▸ WORK REQUIRED:
Below is a block of records; repeat all of them exactly.

Interface dataset entries:
════
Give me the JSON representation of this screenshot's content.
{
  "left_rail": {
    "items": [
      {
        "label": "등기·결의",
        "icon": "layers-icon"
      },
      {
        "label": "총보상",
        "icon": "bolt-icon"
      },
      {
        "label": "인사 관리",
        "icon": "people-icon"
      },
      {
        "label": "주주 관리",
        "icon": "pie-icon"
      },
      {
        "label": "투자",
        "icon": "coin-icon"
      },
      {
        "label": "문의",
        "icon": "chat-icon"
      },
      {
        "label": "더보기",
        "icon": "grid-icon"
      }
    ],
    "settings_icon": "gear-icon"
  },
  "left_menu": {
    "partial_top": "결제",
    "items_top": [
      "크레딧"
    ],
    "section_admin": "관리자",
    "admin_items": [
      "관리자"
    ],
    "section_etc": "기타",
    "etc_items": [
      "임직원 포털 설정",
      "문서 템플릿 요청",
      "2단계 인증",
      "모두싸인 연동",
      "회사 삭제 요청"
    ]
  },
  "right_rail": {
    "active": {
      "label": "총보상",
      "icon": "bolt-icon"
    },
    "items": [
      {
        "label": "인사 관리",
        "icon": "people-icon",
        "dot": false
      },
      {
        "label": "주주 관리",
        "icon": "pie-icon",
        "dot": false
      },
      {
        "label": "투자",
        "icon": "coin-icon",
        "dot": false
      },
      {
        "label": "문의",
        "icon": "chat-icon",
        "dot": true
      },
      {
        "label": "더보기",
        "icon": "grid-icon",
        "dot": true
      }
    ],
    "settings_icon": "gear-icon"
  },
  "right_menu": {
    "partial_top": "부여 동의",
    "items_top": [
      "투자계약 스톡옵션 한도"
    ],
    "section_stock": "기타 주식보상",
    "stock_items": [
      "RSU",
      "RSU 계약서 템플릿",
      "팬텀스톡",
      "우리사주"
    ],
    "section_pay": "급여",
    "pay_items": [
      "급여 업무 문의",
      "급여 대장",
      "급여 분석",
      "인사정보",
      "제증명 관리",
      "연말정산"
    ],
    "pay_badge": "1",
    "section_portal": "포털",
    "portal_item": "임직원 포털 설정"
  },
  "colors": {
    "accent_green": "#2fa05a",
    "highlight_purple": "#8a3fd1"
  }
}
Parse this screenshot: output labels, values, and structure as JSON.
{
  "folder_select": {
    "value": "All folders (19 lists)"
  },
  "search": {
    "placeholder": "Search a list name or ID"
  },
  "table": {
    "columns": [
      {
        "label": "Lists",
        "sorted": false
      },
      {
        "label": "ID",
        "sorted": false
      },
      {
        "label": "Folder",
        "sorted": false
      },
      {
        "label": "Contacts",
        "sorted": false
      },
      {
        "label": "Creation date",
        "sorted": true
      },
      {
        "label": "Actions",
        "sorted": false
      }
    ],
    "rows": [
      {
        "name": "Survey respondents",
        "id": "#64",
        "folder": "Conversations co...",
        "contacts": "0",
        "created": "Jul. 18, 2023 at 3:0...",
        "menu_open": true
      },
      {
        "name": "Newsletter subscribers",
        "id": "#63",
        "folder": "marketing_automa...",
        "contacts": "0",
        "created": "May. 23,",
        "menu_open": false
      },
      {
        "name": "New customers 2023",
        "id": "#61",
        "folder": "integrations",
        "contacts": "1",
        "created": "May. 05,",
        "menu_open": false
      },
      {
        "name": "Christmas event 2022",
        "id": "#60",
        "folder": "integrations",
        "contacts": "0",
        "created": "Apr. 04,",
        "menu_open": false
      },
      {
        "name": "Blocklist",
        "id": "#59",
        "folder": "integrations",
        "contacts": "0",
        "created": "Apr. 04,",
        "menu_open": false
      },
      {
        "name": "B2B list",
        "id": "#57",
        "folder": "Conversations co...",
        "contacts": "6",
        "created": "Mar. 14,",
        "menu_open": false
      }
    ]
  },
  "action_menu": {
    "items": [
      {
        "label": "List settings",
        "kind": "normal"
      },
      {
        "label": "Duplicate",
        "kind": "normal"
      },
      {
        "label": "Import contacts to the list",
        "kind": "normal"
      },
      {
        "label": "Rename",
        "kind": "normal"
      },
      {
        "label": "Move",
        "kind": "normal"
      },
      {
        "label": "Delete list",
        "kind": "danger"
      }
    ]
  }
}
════
▸ YOUR SOLUTION:
Give me the JSON representation of this screenshot's content.
{
  "left_rail": {
    "items": [
      {
        "label": "등기·결의",
        "icon": "layers-icon"
      },
      {
        "label": "총보상",
        "icon": "bolt-icon"
      },
      {
        "label": "인사 관리",
        "icon": "people-icon"
      },
      {
        "label": "주주 관리",
        "icon": "pie-icon"
      },
      {
        "label": "투자",
        "icon": "coin-icon"
      },
      {
        "label": "문의",
        "icon": "chat-icon"
      },
      {
        "label": "더보기",
        "icon": "grid-icon"
      }
    ],
    "settings_icon": "gear-icon"
  },
  "left_menu": {
    "partial_top": "결제",
    "items_top": [
      "크레딧"
    ],
    "section_admin": "관리자",
    "admin_items": [
      "관리자"
    ],
    "section_etc": "기타",
    "etc_items": [
      "임직원 포털 설정",
      "문서 템플릿 요청",
      "2단계 인증",
      "모두싸인 연동",
      "회사 삭제 요청"
    ]
  },
  "right_rail": {
    "active": {
      "label": "총보상",
      "icon": "bolt-icon"
    },
    "items": [
      {
        "label": "인사 관리",
        "icon": "people-icon",
        "dot": false
      },
      {
        "label": "주주 관리",
        "icon": "pie-icon",
        "dot": false
      },
      {
        "label": "투자",
        "icon": "coin-icon",
        "dot": false
      },
      {
        "label": "문의",
        "icon": "chat-icon",
        "dot": true
      },
      {
        "label": "더보기",
        "icon": "grid-icon",
        "dot": true
      }
    ],
    "settings_icon": "gear-icon"
  },
  "right_menu": {
    "partial_top": "부여 동의",
    "items_top": [
      "투자계약 스톡옵션 한도"
    ],
    "section_stock": "기타 주식보상",
    "stock_items": [
      "RSU",
      "RSU 계약서 템플릿",
      "팬텀스톡",
      "우리사주"
    ],
    "section_pay": "급여",
    "pay_items": [
      "급여 업무 문의",
      "급여 대장",
      "급여 분석",
      "인사정보",
      "제증명 관리",
      "연말정산"
    ],
    "pay_badge": "1",
    "section_portal": "포털",
    "portal_item": "임직원 포털 설정"
  },
  "colors": {
    "accent_green": "#2fa05a",
    "highlight_purple": "#8a3fd1"
  }
}
Parse this screenshot: output labels, values, and structure as JSON.
{
  "folder_select": {
    "value": "All folders (19 lists)"
  },
  "search": {
    "placeholder": "Search a list name or ID"
  },
  "table": {
    "columns": [
      {
        "label": "Lists",
        "sorted": false
      },
      {
        "label": "ID",
        "sorted": false
      },
      {
        "label": "Folder",
        "sorted": false
      },
      {
        "label": "Contacts",
        "sorted": false
      },
      {
        "label": "Creation date",
        "sorted": true
      },
      {
        "label": "Actions",
        "sorted": false
      }
    ],
    "rows": [
      {
        "name": "Survey respondents",
        "id": "#64",
        "folder": "Conversations co...",
        "contacts": "0",
        "created": "Jul. 18, 2023 at 3:0...",
        "menu_open": true
      },
      {
        "name": "Newsletter subscribers",
        "id": "#63",
        "folder": "marketing_automa...",
        "contacts": "0",
        "created": "May. 23,",
        "menu_open": false
      },
      {
        "name": "New customers 2023",
        "id": "#61",
        "folder": "integrations",
        "contacts": "1",
        "created": "May. 05,",
        "menu_open": false
      },
      {
        "name": "Christmas event 2022",
        "id": "#60",
        "folder": "integrations",
        "contacts": "0",
        "created": "Apr. 04,",
        "menu_open": false
      },
      {
        "name": "Blocklist",
        "id": "#59",
        "folder": "integrations",
        "contacts": "0",
        "created": "Apr. 04,",
        "menu_open": false
      },
      {
        "name": "B2B list",
        "id": "#57",
        "folder": "Conversations co...",
        "contacts": "6",
        "created": "Mar. 14,",
        "menu_open": false
      }
    ]
  },
  "action_menu": {
    "items": [
      {
        "label": "List settings",
        "kind": "normal"
      },
      {
        "label": "Duplicate",
        "kind": "normal"
      },
      {
        "label": "Import contacts to the list",
        "kind": "normal"
      },
      {
        "label": "Rename",
        "kind": "normal"
      },
      {
        "label": "Move",
        "kind": "normal"
      },
      {
        "label": "Delete list",
        "kind": "danger"
      }
    ]
  }
}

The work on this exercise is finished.